Aside from location, the common denominator between these and other equally diverse commercial space projects is that all the key people behind them were in Mojave in 2004, craning their necks to witness the successful sub-orbital flights of the Scaled Composites-built SpaceShipOne. They were there to see Burt Rutan's design, funded by Microsoft co-founder and billionaire Paul Allen, clinch the $10 million Ansari X Prize for the first non-government organization to launch a reusable, manned spacecraft into space twice within two weeks.
First conceived by X Prize Foundation founder Peter Diamandis in 1995, the competition was aimed at spurring the development of low-cost spaceflight and, according to many of the Mojave community today, has succeeded beyond its founder's wildest dreams. The concept of galvanizing private enterprise and with it, the entrepreneurship of individuals and industry, is almost as old as the history of powered flight itself.
When Anousheh and Amir Ansari agreed to pump millions of dollars into the X Prize in May 2004, just months before it was claimed, they propagated a tradition reaching back to the first major aviation prize. In November 1906, British newspaper magnate Lord Northcliffe offered through his newspaper Daily Mail £10,000 (roughly $1.4 million today) to the first who could fly from London to Manchester in 24 hr. with not more than two stops.

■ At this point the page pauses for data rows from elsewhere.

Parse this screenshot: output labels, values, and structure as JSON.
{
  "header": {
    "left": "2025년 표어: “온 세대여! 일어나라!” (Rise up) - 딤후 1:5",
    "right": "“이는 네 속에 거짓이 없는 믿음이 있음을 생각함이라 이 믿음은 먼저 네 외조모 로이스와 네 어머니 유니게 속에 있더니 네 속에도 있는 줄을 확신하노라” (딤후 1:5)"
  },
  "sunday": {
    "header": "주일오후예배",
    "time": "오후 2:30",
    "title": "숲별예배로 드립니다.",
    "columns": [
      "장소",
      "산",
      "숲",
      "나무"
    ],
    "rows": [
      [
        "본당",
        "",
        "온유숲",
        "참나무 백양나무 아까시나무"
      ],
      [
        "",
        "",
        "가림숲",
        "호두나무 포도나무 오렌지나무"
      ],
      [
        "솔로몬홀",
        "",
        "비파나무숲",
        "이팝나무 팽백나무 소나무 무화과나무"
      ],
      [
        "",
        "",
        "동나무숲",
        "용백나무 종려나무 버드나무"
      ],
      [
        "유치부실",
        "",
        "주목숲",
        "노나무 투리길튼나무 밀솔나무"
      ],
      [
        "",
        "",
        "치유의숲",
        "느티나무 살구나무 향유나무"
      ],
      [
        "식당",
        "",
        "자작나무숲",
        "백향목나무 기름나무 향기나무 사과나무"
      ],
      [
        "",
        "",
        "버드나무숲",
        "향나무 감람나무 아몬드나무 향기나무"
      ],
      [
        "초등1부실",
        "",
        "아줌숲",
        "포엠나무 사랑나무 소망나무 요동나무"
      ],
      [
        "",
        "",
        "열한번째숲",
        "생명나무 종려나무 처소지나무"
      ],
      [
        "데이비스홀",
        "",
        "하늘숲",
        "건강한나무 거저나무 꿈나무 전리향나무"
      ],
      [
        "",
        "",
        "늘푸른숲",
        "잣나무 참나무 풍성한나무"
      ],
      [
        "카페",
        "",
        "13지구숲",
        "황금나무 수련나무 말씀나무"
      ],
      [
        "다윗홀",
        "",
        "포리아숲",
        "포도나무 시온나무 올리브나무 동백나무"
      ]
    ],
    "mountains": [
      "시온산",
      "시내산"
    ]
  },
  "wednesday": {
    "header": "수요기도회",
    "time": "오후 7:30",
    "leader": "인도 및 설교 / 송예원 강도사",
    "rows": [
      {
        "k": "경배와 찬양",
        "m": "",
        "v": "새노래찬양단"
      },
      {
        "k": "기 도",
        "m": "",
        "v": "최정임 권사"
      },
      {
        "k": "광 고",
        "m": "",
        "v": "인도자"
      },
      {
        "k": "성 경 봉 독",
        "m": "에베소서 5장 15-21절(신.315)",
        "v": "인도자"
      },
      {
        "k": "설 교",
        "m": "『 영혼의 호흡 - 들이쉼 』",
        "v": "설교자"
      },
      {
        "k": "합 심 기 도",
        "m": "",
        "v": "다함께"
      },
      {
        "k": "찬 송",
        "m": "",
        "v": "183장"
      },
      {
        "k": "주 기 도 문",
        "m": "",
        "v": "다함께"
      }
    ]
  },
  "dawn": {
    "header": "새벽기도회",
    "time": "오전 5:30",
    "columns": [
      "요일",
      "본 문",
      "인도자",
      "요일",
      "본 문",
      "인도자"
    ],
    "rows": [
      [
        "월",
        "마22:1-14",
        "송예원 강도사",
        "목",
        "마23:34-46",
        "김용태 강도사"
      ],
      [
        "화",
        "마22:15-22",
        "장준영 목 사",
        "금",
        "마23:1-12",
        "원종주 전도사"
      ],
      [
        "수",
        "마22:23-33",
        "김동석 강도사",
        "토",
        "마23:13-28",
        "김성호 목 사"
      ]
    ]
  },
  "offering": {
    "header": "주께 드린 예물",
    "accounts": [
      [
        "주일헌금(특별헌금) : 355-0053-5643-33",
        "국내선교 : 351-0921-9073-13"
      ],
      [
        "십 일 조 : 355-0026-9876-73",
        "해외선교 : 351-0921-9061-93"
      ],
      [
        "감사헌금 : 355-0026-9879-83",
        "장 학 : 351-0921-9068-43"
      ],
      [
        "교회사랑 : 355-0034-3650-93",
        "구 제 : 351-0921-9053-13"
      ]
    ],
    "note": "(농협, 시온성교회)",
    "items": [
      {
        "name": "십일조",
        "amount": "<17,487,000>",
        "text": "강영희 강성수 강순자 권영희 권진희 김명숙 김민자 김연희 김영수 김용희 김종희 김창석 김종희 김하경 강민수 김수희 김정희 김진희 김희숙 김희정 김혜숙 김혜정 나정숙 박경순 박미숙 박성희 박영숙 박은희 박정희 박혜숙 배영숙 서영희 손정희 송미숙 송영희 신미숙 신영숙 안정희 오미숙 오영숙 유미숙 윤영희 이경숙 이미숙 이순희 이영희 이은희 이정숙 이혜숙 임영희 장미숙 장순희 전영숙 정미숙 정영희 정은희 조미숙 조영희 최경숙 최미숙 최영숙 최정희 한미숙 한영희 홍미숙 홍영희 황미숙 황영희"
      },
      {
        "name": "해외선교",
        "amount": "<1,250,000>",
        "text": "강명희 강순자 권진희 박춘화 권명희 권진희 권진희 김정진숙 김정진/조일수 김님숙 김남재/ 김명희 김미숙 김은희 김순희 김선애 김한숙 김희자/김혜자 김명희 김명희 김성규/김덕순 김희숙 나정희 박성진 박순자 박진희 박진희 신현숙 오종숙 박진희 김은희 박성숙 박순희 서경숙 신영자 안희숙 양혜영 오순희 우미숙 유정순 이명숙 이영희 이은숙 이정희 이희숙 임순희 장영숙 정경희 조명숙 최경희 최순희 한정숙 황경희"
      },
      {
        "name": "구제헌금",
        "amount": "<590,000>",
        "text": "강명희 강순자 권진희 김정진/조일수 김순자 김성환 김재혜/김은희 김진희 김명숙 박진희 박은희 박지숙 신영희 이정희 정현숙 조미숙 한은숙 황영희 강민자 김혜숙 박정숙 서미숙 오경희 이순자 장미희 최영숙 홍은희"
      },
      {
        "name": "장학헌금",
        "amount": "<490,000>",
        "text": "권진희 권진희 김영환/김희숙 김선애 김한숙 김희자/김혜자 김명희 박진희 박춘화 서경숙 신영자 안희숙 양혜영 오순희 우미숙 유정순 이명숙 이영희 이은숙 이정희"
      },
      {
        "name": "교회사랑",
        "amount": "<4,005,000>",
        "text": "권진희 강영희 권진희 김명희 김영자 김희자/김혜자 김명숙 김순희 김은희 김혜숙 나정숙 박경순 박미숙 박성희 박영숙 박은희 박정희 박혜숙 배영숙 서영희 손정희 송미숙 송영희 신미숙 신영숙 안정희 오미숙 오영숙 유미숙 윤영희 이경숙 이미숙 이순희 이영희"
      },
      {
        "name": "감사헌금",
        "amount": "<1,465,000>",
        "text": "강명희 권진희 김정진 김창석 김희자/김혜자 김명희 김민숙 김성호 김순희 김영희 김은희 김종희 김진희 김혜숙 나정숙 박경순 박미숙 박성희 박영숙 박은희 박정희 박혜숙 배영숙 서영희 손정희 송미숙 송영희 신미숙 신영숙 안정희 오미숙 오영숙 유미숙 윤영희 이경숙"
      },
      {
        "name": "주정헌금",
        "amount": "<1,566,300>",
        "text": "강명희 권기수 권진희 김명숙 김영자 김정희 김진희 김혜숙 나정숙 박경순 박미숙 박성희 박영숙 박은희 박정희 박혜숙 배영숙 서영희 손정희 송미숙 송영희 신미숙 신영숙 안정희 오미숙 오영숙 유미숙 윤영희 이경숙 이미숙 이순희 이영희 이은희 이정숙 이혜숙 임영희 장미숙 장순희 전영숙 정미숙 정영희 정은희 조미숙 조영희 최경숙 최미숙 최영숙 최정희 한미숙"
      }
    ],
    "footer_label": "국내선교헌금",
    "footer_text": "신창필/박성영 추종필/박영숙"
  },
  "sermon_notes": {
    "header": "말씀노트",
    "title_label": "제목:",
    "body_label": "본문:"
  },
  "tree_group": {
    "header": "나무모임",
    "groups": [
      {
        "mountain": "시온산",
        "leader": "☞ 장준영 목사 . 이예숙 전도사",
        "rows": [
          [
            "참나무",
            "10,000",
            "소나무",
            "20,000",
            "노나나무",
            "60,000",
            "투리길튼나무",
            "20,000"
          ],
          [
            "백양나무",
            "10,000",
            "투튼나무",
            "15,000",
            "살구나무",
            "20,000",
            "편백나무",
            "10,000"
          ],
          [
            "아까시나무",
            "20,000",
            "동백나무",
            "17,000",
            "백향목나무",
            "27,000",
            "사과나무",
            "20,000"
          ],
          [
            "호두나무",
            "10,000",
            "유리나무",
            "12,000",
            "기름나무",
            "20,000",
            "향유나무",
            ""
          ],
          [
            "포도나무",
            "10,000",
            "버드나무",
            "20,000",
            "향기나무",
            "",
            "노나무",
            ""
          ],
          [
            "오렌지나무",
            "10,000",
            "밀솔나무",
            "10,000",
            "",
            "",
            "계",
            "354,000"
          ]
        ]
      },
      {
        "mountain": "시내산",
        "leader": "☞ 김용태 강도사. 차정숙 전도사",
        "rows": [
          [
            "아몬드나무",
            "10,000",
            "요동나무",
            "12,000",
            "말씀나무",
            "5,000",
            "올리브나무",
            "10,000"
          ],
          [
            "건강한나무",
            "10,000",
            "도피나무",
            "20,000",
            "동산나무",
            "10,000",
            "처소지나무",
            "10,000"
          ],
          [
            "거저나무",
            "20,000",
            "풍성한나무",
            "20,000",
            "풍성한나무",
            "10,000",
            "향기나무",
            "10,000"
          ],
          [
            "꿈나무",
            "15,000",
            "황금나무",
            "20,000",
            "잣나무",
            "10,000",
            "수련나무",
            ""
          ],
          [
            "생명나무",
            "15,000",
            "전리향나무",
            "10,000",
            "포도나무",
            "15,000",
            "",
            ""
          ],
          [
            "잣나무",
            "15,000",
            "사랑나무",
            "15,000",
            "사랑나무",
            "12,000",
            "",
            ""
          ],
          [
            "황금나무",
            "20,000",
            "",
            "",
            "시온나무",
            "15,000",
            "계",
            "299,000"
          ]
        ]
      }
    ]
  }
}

Two years later, with the first prize still unclaimed, Northcliffe was growing impatient with the pace of technological progress as well as the government's apparent indifference to aviation. In 1908, he wrote to Winston Churchill, then a new cabinet minister: “a man with a heavier-than-air machine has flown. It does not matter how far he has flown. He has shown what can be done. In a year's time, mark my words, that fellow will be flying over here from France. Britain is no longer an island. Nothing so important had happened for a very long time. We must get hold of this thing, and make it our own. I will think out what is best to be done.”
The result was another Daily Mail prize. This time £1,000 was offered for the first to fly the channel between England and France “to be accomplished in daylight without touching the sea.” The prize was won in 1909 by French aviator Louis Bleriot, sparking a new wave of interest in, and appreciation of, aviation. Among those feeling the effect was Raymond Orteig, a French-born immigrant to the U.S. who owned a hotel in New York called the Lafayette.